Endocrine disruptors are everywhere. When it comes to hormone health, you need to be smart with your product choices, as some have the potential to disrupt endocrine function. These chemicals are linked with reproductive, brain and immune problems, and can be found in beauty products, plastic bottles, the lining of tins and cans, detergents, food and cosmetics. The app Think Dirty is a great way to scope out ‘clean’ beauty brands and household products. Brands I swear by include Tropic for skincare, especially its vitamin C serum, Green People for haircare, Weleda for its cult Skin Food, and Ultra Sun for SPF.

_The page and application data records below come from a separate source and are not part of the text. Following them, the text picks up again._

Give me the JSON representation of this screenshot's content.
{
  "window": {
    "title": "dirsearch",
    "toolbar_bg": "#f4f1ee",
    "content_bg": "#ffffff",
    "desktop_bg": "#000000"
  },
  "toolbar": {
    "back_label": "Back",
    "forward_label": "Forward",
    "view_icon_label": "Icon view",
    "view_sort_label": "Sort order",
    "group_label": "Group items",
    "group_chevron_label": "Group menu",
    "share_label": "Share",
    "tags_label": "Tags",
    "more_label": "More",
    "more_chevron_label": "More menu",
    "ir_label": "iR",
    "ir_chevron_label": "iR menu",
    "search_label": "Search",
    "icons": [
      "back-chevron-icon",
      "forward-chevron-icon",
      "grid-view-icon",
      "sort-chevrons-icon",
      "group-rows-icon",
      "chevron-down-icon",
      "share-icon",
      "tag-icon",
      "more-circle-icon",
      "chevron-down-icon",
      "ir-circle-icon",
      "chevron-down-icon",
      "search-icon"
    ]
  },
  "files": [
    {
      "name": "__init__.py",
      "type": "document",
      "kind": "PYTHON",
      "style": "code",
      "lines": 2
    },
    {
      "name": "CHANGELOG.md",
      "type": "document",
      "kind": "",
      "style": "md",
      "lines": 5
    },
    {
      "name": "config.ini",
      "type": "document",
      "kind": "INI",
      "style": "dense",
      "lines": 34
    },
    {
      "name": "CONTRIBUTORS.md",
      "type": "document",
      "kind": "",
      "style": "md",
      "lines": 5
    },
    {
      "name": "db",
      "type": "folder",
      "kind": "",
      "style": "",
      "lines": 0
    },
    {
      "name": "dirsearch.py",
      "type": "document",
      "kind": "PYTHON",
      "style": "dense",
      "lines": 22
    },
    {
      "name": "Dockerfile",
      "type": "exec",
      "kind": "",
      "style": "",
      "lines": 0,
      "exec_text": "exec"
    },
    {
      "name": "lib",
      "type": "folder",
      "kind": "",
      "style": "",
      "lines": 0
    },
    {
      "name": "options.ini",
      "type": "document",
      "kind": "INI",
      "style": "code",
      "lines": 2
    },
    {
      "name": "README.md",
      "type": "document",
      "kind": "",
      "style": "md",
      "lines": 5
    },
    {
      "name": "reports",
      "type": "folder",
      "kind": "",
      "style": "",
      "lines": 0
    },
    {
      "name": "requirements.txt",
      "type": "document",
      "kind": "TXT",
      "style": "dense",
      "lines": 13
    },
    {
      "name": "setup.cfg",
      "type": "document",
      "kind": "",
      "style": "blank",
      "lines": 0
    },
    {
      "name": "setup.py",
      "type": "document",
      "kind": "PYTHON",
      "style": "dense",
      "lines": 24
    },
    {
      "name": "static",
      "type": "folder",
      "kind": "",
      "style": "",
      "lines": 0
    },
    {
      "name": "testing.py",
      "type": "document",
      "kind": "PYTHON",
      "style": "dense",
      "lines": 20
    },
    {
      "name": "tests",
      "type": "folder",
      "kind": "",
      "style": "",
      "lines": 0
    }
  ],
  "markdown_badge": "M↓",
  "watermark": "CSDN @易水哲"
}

I’m all about lower intensity workouts. Managing both PCOS and endometriosis, it’s very important I follow an exercise plan that isn’t too intense – high endurance training can drive elevated cortisol levels, which can disrupt hormonal balance. I choose workouts that support insulin sensitivity, such as resistance training. I wish I’d known this in my twenties, when I was the queen of the long, fasted run and intense HIIT classes with just a coffee in my system. Now, exercise is about creating positive energy and not overdoing it. I recently invested in a rebounder (an adult trampoline) and love it.
A good night’s sleep starts from the moment you wake up. We are very rhythmical creatures and sleeping well comes down to supporting production of melatonin, the sleep hormone. Make sure you get plenty of sunlight during the day, and then treat melatonin like a vampire at night as it loves the dark. I avoid using screens in the evening, wear an eye mask in bed and don’t allow phones in the bedroom. I swear by Neom magnesium body butter and there’s nothing better than a long soak in an Epsom salt bath. Sleep is so important for your hormones – when we are deprived, we alter our glucose metabolism, upregulate the hunger hormone ghrelin, decrease our energy expenditure and confuse the hormonal relationship with our circadian rhythm. The body finds it hard to know what time zone it’s in and this can be tricky for your hormones.
I have facial reflexology once a month. I book in with Kate Ranford – it’s been a game-changer for my skin routine. It has all the benefits of reflexology as well as the aesthetic benefit of using pressure points on the face. It’s also incredible for boosting blood supply and collagen production.
SHOP HANNAH'S WELLNESS ESSENTIALS
For more information visit HannahAlderson.com and follow @HannahAldersonNutrition
DISCLAIMER: Features published by SheerLuxe are not intended to treat, diagnose, cure or prevent any disease. Always seek the advice of your GP or another qualified healthcare provider for any questions you have regarding a medical condition, and before undertaking any diet, exercise or other health-related programme.
DISCLAIMER: We endeavour to always credit the correct original source of every image we use. If you think a credit may be incorrect, please contact us at email@example.com.